AI Enhancement Makes MorphoWave Biometric Scanner Faster, More Accurate

“Its matching speed is 85 percent faster, enabling a 25 percent increase in throughput, with the device capable of scanning 50 people per minute.”

Biometrics News: AI Enhancement Makes MorphoWave Biometric Scanner Faster, More Accurate

IDEMIA‘s renowned MorphoWave Compact biometric solution is now faster and more accurate, thanks to an AI-driven update.

Launched in the spring of 2018, the MorphoWave Compact is a smaller version of the original MorphoWave scanner released in 2015. The device is capable of scanning four fingerprints from a single hand as it’s waved over the scanner, with no need for physical contact, making it an ideal biometric identification solution for high-throughput deployments.

Now, IDEMIA has announced that it has enhanced the MorphoWave Compact’s embedded biometric engine with Artificial Intelligence software that has dramatically improved its functionality. Its matching speed is 85 percent faster, enabling a 25 percent increase in throughput, with the device capable of scanning 50 people per minute. Together with increased accuracy, this makes the MorphoWave Compact an even more appealing option for high-volume applications in settings like stadiums, airports, and the like.

The announcement comes on the heels of IDEMIA’s launch of MFace Flex last week, another solution aimed at high-throughput biometric scanning that revolves around facial recognition instead of fingerprint recognition. It’s all part of the same technological effort on IDEMIA’s part, with the company’s Connected Objects VP, Yves Portalier, commenting in a statement, “This latest innovation is another step towards the future of biometric identification and allows us to remain a leader in Augmented Identity.”

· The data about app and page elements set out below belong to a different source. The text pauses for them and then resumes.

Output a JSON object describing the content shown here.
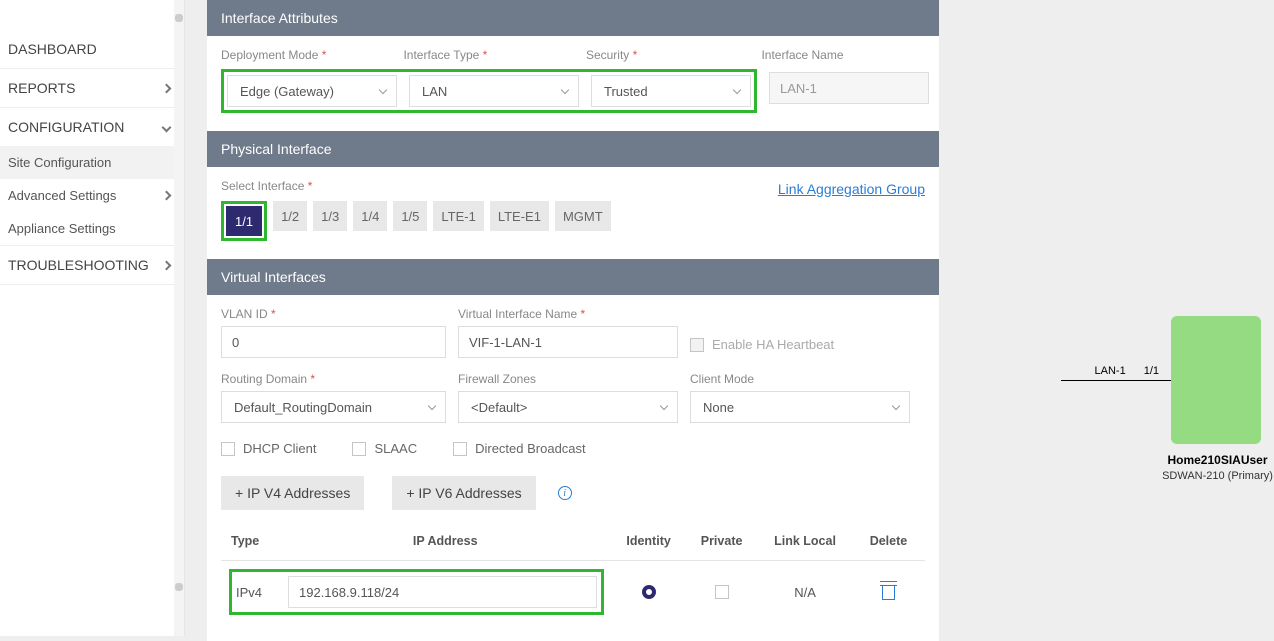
{
  "sidebar": {
    "dashboard": "DASHBOARD",
    "reports": "REPORTS",
    "configuration": "CONFIGURATION",
    "site_conf": "Site Configuration",
    "adv": "Advanced Settings",
    "app": "Appliance Settings",
    "troubleshoot": "TROUBLESHOOTING"
  },
  "attrs": {
    "title": "Interface Attributes",
    "dep_lbl": "Deployment Mode",
    "dep_val": "Edge (Gateway)",
    "if_lbl": "Interface Type",
    "if_val": "LAN",
    "sec_lbl": "Security",
    "sec_val": "Trusted",
    "name_lbl": "Interface Name",
    "name_val": "LAN-1"
  },
  "phys": {
    "title": "Physical Interface",
    "sel_lbl": "Select Interface",
    "link": "Link Aggregation Group",
    "pills": [
      "1/1",
      "1/2",
      "1/3",
      "1/4",
      "1/5",
      "LTE-1",
      "LTE-E1",
      "MGMT"
    ]
  },
  "virt": {
    "title": "Virtual Interfaces",
    "vlan_lbl": "VLAN ID",
    "vlan_val": "0",
    "vifname_lbl": "Virtual Interface Name",
    "vifname_val": "VIF-1-LAN-1",
    "ha": "Enable HA Heartbeat",
    "rd_lbl": "Routing Domain",
    "rd_val": "Default_RoutingDomain",
    "fw_lbl": "Firewall Zones",
    "fw_val": "<Default>",
    "cm_lbl": "Client Mode",
    "cm_val": "None",
    "dhcp": "DHCP Client",
    "slaac": "SLAAC",
    "db": "Directed Broadcast",
    "ipv4btn": "+ IP V4 Addresses",
    "ipv6btn": "+ IP V6 Addresses",
    "col_type": "Type",
    "col_ip": "IP Address",
    "col_ident": "Identity",
    "col_priv": "Private",
    "col_ll": "Link Local",
    "col_del": "Delete",
    "row_type": "IPv4",
    "row_ip": "192.168.9.118/24",
    "row_ll": "N/A"
  },
  "topo": {
    "wl_left": "LAN-1",
    "wl_right": "1/1",
    "dev_name": "Home210SIAUser",
    "dev_model": "SDWAN-210 (Primary)"
  }
}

IDEMIA is showcasing the upgraded MorphoWave Compact solution at this week’s Global Security Exchange in Chicago.

September 9, 2019 – by Alex Perala


Fingerprints are practically synonymous with identity. The unique ridges and whorls on the tips of your finger have been distinguishing one person from another since 1788 when German anatomist Johann Christoph Andreas Mayer discovered that every fingerprint is different.

Biometric fingerprint readers do exactly what their name describes. Using either optical, capacitive, or ultrasound sensor technology, they measure the characteristics of a fingerprint. This can be used to identify an individual by comparing the scanned print to many different templates stored in a database, as is commonly done with criminal background checks, or it can be done on a one-to-one basis in order to authenticate a user. Visit FindBiometrics’ Fingerprint Biometrics page to learn more.